To read this Premier League season by its baseline statistics, you would think Fulham were a mid-table team. Their average possession of 49.5 per cent ranks 11th. They are 14th for expected goals and 11th for expected goals conceded. You have to scroll to ‘miscellaneous’ to find Fulham among the outliers: they are second for nutmegs behind Leeds, and are first for fouls – the latter surprising and perhaps evidence of a team built in their manager’s image, to be fiercely competitive under that neatly coiffed exterior. But in the main, Fulham are average, middling, unremarkable.
Yet they have been relegated with only 27 points, and their season brings to mind one of Pep Guardiola’s favourite mantras that “football is what happens in the boxes”: a coach can give his team the tools to build through the thirds, to hunt possession and gain territory, but ultimately results reflect the players’ success in the penalty area. Scott Parker said as much on Monday night after the damning 2-0 defeat by Burnley, which wore all the hallmarks of Fulham’s strengths and struggles. “If you’ve not watched us this year and you watched that game tonight, that has probably summed up our year really. Very good at times between the boxes but we’ve just fallen short at both ends.”
Fulham’s blunt finishing has been the running theme throughout a season which can be broken into three parts: a calamitous start, a promising but frustrating middle, and a meek ending. Only Brighton have a worse conversion rate than Fulham’s 25 goals from chances worth a healthy expected goals value of 38. Last season’s top scorer Aleksandar Mitrovic has only three goals, January signing Josh Maja offered a more mobile threat but also has only three, while leading scorer Bobby Decordova-Reid has scored only five.
The dramatic drop in Fulham’s quality and composure when entering the box was encapsulated by Mitrovic’s performance at Sheffield United in October. It was only game five but both teams had lost their opening four and it felt like a relegation shootout. At 0-0 Mitrovic ballooned a penalty over the crossbar, and later he threw a careless high boot to concede a penalty and gift the Blades’ late equaliser, causing Parker to pinch his forehead like an exasperated substitute teacher.
It was one of three penalties missed in their first nine games, and each told a story. Mitrovic laid bare Fulham’s attacking bluntness. Ademola Lookman’s injury-time Panenka demonstrated the naivety of the second youngest squad in the league. And Ivan Cavaleiro’s slip in his run-up against Everton illustrated their moments of misfortune. No one incident in itself cost relegation, but the demoralisation of a missed penalty lingers unlike other chances, damage which can last well beyond the full-time whistle, and from this shambolic start Fulham never recovered.

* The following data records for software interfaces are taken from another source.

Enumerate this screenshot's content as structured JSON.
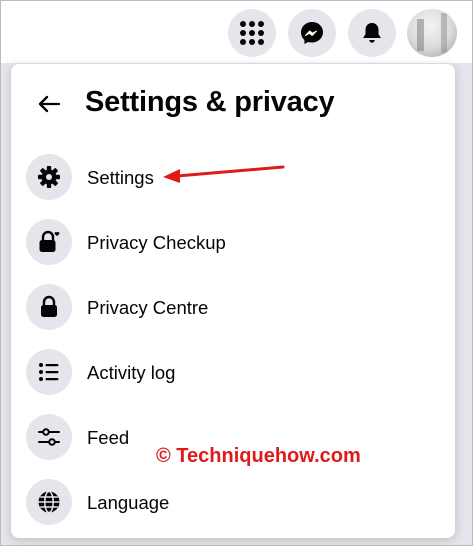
{
  "topbar": {
    "buttons": [
      {
        "name": "menu-grid",
        "icon": "grid-icon"
      },
      {
        "name": "messenger",
        "icon": "messenger-icon"
      },
      {
        "name": "notifications",
        "icon": "bell-icon"
      }
    ],
    "avatar": "profile-picture"
  },
  "panel": {
    "title": "Settings & privacy",
    "back_icon": "back-arrow-icon",
    "items": [
      {
        "label": "Settings",
        "icon": "gear-icon"
      },
      {
        "label": "Privacy Checkup",
        "icon": "lock-heart-icon"
      },
      {
        "label": "Privacy Centre",
        "icon": "lock-icon"
      },
      {
        "label": "Activity log",
        "icon": "list-icon"
      },
      {
        "label": "Feed",
        "icon": "sliders-icon"
      },
      {
        "label": "Language",
        "icon": "globe-icon"
      }
    ]
  },
  "annotation": {
    "color": "#e01919"
  },
  "watermark": "© Techniquehow.com",
  "colors": {
    "icon_bg": "#e4e6eb",
    "text": "#050505",
    "accent": "#e01919"
  }
}
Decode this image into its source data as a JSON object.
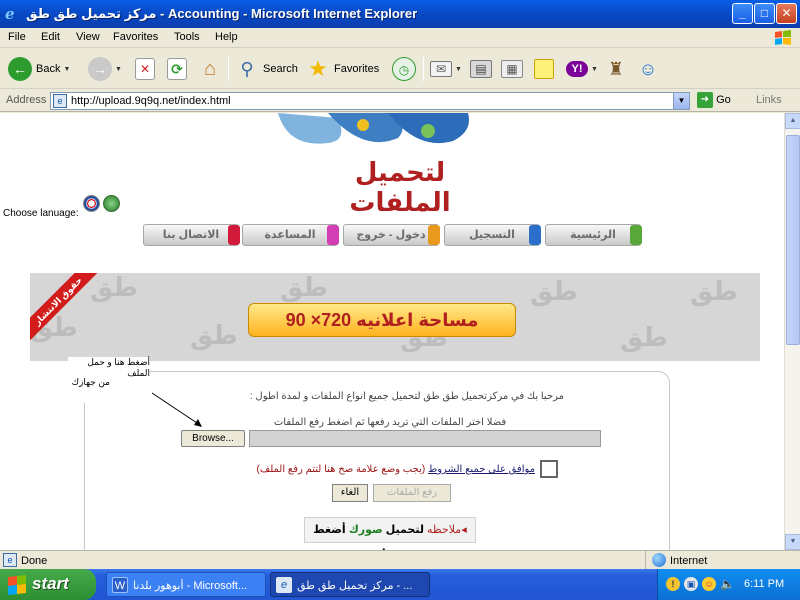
{
  "window": {
    "title": "مركز تحميل طق طق - Accounting - Microsoft Internet Explorer",
    "buttons": {
      "minimize": "_",
      "maximize": "□",
      "close": "✕"
    }
  },
  "menu": [
    "File",
    "Edit",
    "View",
    "Favorites",
    "Tools",
    "Help"
  ],
  "toolbar": {
    "back": "Back",
    "search": "Search",
    "favorites": "Favorites"
  },
  "address": {
    "label": "Address",
    "url": "http://upload.9q9q.net/index.html",
    "go": "Go",
    "links": "Links"
  },
  "page": {
    "logo_text": "لتحميل الملفات",
    "language_label": "Choose lanuage:",
    "nav_tabs": [
      {
        "label": "الرئيسية",
        "color": "#5aa83a"
      },
      {
        "label": "التسجيل",
        "color": "#2a6fc9"
      },
      {
        "label": "دخول - خروج",
        "color": "#e89a1e"
      },
      {
        "label": "المساعدة",
        "color": "#d23fb4"
      },
      {
        "label": "الاتصال بنا",
        "color": "#d21b3a"
      }
    ],
    "ad": {
      "ribbon": "حقوق الانتشار",
      "text": "مساحة اعلانيه  720× 90",
      "watermark": "طق"
    },
    "tooltip": {
      "line1": "أضغط هنا و حمل الملف",
      "line2": "من جهازك"
    },
    "welcome": "مرحبا بك في مركزتحميل طق طق لتحميل جميع انواع الملفات و لمدة اطول :",
    "choose_hint": "فضلا اختر الملفات التي تريد رفعها ثم اضغط رفع الملفات",
    "browse_button": "Browse...",
    "terms": {
      "agree": "موافق على جميع الشروط",
      "note": "(يجب وضع علامة صح هنا لتتم رفع الملف)"
    },
    "upload_button": "رفع الملفات",
    "cancel_button": "الغاء",
    "note": {
      "marker": "ملاحظه",
      "text1": "لتحميل",
      "pics": "صورك",
      "text2": "أضغط هنا"
    }
  },
  "status": {
    "text": "Done",
    "zone": "Internet"
  },
  "taskbar": {
    "start": "start",
    "buttons": [
      {
        "label": "أبوهور بلدنا - Microsoft...",
        "active": false
      },
      {
        "label": "مركز تحميل طق طق - ...",
        "active": true
      }
    ],
    "clock": "6:11 PM"
  },
  "colors": {
    "title_blue": "#0848c4",
    "taskbar_blue": "#245edb",
    "start_green": "#3aa53e",
    "logo_red": "#b02020"
  }
}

It is a cliche but momentum is a useful thing in football, something built on hard work and talent which after a while begins to glide of its own free will. Fulham never really had any, and it is tempting to wonder if one of those penalties might have been a turning point. What if Mitrovic, for example, had found his groove and produced an 11-goal season like he did the last time he was in the Premier League? It wasn’t enough in 2018-19 but it may well have been in a team with more cohesion, and an in-form striker might have turned some of those mid-season draws into wins.
Perhaps that momentum would have come had they signed key players sooner. Parker’s makeshift side had already lost four games and conceded 11 goals when eventual centre-back pairing Tosin Adarabioyo and Joachim Andersen arrived. They were already playing catch-up when Ademola Lookman and Ruben Loftus-Cheek joined on loan to invigorate the attack. Parker admitted afterwards that there were lessons to be learnt in preparing for the Premier League just as much as playing in it.
Parker himself will have learnt plenty from his first full season in the top flight and it would be a mistake to cut ties with a manager showing promise, one who steered Fulham to promotion only nine months ago. On that August night at Wembley he gave a passionate appraisal of his team and he was equally emotional on Monday evening as he processed Fulham’s return to the Championship. Fulham have a coach who cares, and Parker will surely get the chance to bounce back and right the wrongs of this campaign. If and when he does, you suspect he will think inside the box from the start.